Perseus Telecom, in partnership with India’s Reliance Globalcom, has debuted what is now the fastest transatlantic cable, dubbed QuanTA, and says it has plans to match the expected speed of Hibernia Atlantic’s Express, which is slated for 2013 rollout.
QuanTA leverages the FLAG Atlantic-1 North cable (FA-1) – operated by Reliance – which became operational in 2001, and which connects Long Island in the U.S. with Lands End in the U.K. via 6-pairs of optical fibre.
According to Perseus CEO Jock Percy, while FA-1 is actually the second shortest cable across the Atlantic (the shortest and until-now fastest route being the AC-1 route operated by Level 3 Communications), the cable was envisioned for applications such as voice and bulk video, and was never optimised for speed.
Percy says that by optimising one of the cable pairs for low latency rather than capacity – including installing and configuring networking equipment from Ciena – Perseus has reduced the latency from around 68 milliseconds round trip (similar performance to AC-1) to about 64 milliseconds – making it the new fastest connection in place today.
Also part of the latency reduction is new land-based connectivity to the on-ramps for the service, at 111 8th Avenue and New York City, and Equinix’s LD4 facility in Slough, near London.
As well as speed, Percy points out that because the new service is leveraging existing cable, it is cost efficient, and does not require trading firms to “pay the low-latency tax” often associated with new and higher-priced cable networks.
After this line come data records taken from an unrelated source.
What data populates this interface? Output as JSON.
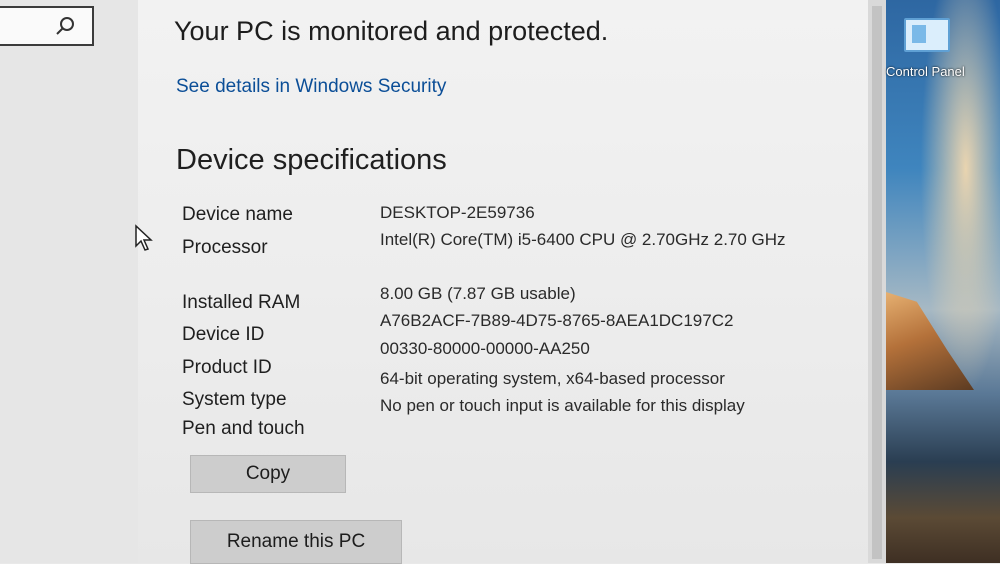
{
  "protection": {
    "status_text": "Your PC is monitored and protected.",
    "details_link": "See details in Windows Security"
  },
  "device_specs": {
    "heading": "Device specifications",
    "rows": [
      {
        "label": "Device name",
        "value": "DESKTOP-2E59736"
      },
      {
        "label": "Processor",
        "value": "Intel(R) Core(TM) i5-6400 CPU @ 2.70GHz   2.70 GHz"
      },
      {
        "label": "Installed RAM",
        "value": "8.00 GB (7.87 GB usable)"
      },
      {
        "label": "Device ID",
        "value": "A76B2ACF-7B89-4D75-8765-8AEA1DC197C2"
      },
      {
        "label": "Product ID",
        "value": "00330-80000-00000-AA250"
      },
      {
        "label": "System type",
        "value": "64-bit operating system, x64-based processor"
      },
      {
        "label": "Pen and touch",
        "value": "No pen or touch input is available for this display"
      }
    ],
    "copy_button": "Copy"
  },
  "rename_button": "Rename this PC",
  "desktop": {
    "icon_label": "Control Panel",
    "icon_name": "control-panel-icon"
  },
  "search": {
    "icon_name": "search-icon"
  },
  "colors": {
    "link": "#0b4e97",
    "background": "#ececec"
  }
}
He’s not saying how much it costs, though, but says the service is live with customers.
At 64 milliseconds or thereabouts, QuanTA is 4-5 ms slower than the planned Express service from Hibernia Atlantic, which is due to go live in 2013. That service – which will use a new cable laid at a cost of some $300 million along a shortest path – is expected to deliver 59.6 milliseconds round trip performance.
But Percy says that Perseus has already begun work on phase 2 of QuanTA, which will involve branching FA-1 at a point offshore from Nova Scotia to shorten the cable path to New York City. That development, he says, will deliver a latency similar to Hibernia’s Express at a lower price – and will go some way to undermining Hibernia’s business model, which is predicated on the belief that trading firms will pay a premium for the lowest latency.
The rollout of QuanTA follows on from the roll out by Perseus last year of the lowest-latency connection between Nasdaq OMX’s Carteret, NJ data centre and the BM&F BOVESPA exchange in Sao Paulo, Brazil. That project leveraged cable from GlobeNet, and delivers 106 milliseconds round trip.